*** GIVEN RECORDS Section Begins ***

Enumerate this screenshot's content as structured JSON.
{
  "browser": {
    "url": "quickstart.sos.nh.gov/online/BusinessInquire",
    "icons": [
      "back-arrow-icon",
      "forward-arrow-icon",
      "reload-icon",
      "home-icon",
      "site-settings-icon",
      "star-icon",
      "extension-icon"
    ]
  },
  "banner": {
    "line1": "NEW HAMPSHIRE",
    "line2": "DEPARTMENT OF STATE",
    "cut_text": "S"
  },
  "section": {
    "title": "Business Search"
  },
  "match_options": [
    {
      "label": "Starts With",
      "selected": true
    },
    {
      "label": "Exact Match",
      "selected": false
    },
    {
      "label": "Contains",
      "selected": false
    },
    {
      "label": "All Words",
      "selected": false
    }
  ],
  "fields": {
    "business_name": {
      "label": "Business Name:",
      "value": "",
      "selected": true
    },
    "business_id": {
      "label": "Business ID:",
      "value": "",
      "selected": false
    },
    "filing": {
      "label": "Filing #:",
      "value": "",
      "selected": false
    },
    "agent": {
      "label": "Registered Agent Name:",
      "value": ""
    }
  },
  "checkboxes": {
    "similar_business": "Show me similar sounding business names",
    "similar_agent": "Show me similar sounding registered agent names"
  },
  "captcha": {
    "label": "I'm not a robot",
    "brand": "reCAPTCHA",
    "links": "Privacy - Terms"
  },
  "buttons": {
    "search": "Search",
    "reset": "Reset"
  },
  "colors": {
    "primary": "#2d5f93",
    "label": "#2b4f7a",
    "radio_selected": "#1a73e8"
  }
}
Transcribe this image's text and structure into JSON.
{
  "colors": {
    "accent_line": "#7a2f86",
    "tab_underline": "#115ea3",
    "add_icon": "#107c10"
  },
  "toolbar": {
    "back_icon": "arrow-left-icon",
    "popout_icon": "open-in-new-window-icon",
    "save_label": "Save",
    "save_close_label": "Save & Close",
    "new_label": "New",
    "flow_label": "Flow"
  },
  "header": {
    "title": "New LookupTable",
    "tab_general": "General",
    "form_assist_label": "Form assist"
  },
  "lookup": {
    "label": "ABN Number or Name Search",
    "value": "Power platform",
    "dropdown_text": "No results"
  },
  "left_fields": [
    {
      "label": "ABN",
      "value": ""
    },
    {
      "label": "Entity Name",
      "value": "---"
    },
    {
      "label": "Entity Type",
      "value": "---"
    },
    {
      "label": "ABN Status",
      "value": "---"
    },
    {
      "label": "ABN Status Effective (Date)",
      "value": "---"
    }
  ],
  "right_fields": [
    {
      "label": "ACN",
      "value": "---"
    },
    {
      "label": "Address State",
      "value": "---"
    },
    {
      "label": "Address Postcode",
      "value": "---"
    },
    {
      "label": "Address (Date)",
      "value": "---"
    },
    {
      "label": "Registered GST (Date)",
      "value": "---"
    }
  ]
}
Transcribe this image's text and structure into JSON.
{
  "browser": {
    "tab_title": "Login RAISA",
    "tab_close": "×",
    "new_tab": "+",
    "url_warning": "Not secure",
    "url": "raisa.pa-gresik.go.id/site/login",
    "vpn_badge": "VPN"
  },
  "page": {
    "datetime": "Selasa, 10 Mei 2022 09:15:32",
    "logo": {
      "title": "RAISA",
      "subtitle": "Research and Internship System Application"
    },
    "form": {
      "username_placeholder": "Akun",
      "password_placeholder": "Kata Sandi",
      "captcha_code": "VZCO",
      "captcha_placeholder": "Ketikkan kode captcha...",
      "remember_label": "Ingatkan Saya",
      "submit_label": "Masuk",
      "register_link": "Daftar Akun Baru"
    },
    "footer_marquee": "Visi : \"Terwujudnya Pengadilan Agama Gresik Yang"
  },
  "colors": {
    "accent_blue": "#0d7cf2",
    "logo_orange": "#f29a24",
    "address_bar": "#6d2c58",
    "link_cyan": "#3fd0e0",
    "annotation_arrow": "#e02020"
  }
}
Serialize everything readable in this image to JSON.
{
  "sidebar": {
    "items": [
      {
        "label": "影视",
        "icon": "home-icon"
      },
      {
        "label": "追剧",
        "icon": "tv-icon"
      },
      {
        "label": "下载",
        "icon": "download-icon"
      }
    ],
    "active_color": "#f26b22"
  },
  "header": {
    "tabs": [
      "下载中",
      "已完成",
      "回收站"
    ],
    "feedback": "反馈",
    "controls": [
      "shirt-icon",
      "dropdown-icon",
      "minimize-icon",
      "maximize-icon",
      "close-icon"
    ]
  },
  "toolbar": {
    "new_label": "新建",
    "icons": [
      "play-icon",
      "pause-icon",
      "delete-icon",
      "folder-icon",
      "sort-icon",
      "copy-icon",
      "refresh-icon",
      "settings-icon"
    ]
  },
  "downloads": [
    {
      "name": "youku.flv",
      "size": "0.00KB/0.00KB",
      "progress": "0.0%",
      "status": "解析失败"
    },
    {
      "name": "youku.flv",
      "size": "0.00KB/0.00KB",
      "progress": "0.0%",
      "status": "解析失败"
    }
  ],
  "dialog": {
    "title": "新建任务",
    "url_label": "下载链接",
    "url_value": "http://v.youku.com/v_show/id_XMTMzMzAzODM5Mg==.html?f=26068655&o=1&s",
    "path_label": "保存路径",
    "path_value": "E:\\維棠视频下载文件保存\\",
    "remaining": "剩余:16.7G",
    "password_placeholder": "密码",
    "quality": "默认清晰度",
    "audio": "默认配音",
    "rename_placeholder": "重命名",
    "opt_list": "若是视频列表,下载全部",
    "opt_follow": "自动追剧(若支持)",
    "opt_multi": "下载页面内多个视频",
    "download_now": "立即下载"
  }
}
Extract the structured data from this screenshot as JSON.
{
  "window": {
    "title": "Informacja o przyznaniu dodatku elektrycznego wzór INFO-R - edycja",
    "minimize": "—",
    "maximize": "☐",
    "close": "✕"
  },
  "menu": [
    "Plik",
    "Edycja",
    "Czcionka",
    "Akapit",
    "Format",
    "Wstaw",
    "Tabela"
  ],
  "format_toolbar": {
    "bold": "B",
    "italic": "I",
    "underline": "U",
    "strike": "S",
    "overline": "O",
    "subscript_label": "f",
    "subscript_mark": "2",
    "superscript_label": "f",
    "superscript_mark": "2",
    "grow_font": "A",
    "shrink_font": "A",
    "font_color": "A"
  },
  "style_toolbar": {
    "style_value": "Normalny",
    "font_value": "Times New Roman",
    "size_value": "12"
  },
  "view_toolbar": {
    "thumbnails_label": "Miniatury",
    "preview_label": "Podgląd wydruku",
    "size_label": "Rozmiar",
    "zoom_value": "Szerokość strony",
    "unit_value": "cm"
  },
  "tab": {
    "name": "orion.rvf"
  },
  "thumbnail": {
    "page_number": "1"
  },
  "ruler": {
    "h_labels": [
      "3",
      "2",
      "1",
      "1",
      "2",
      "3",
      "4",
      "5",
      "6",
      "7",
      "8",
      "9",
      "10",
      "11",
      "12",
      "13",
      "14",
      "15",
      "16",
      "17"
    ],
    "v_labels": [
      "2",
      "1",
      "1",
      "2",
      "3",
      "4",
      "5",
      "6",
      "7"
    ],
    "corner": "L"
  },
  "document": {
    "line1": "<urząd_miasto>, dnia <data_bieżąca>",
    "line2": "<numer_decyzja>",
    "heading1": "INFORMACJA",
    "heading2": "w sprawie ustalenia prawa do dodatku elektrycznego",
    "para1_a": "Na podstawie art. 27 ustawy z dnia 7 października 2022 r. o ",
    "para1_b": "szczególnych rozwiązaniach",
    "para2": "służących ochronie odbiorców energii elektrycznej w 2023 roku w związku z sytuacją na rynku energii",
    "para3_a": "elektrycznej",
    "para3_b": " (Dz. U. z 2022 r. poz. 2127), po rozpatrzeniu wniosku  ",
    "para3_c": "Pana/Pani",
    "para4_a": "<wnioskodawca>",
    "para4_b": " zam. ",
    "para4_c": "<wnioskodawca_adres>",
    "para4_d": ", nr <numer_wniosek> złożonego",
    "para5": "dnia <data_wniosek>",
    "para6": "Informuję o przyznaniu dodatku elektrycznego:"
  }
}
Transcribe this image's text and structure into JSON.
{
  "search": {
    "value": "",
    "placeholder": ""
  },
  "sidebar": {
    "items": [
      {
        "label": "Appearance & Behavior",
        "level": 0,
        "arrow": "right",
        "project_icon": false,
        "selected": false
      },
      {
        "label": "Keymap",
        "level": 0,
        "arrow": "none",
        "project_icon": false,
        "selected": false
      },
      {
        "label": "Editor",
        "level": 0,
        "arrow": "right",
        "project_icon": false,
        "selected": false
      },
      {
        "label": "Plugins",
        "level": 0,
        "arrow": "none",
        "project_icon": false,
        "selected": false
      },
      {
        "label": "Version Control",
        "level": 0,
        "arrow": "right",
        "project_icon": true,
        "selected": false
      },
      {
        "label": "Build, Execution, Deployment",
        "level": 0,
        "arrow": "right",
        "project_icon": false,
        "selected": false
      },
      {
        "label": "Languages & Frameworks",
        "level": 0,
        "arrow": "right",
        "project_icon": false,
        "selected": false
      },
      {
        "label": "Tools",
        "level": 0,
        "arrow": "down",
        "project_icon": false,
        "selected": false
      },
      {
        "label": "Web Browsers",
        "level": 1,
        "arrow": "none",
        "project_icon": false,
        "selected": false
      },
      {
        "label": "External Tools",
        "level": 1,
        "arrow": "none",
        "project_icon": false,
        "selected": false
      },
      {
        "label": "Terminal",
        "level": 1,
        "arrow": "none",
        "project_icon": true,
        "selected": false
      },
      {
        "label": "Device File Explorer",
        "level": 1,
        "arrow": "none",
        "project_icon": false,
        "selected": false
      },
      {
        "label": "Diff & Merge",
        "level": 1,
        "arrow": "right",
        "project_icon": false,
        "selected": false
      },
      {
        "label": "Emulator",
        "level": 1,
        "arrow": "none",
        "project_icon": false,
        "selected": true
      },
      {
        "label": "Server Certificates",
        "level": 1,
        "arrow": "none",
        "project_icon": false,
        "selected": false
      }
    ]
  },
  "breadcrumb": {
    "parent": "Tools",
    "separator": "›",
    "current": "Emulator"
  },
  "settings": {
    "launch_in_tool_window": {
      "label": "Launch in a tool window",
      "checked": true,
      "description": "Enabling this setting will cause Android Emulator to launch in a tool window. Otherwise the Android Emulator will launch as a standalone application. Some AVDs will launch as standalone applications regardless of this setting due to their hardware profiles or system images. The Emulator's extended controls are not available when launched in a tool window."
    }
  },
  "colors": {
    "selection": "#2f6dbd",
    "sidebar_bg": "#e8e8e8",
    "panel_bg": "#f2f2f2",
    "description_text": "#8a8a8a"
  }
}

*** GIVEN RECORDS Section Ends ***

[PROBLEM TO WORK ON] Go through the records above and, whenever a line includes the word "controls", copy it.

[WRITTEN ANSWER]
    "controls": [
      "description": "Enabling this setting will cause Android Emulator to launch in a tool window. Otherwise the Android Emulator will launch as a standalone application. Some AVDs will launch as standalone applications regardless of this setting due to their hardware profiles or system images. The Emulator's extended controls are not available when launched in a tool window."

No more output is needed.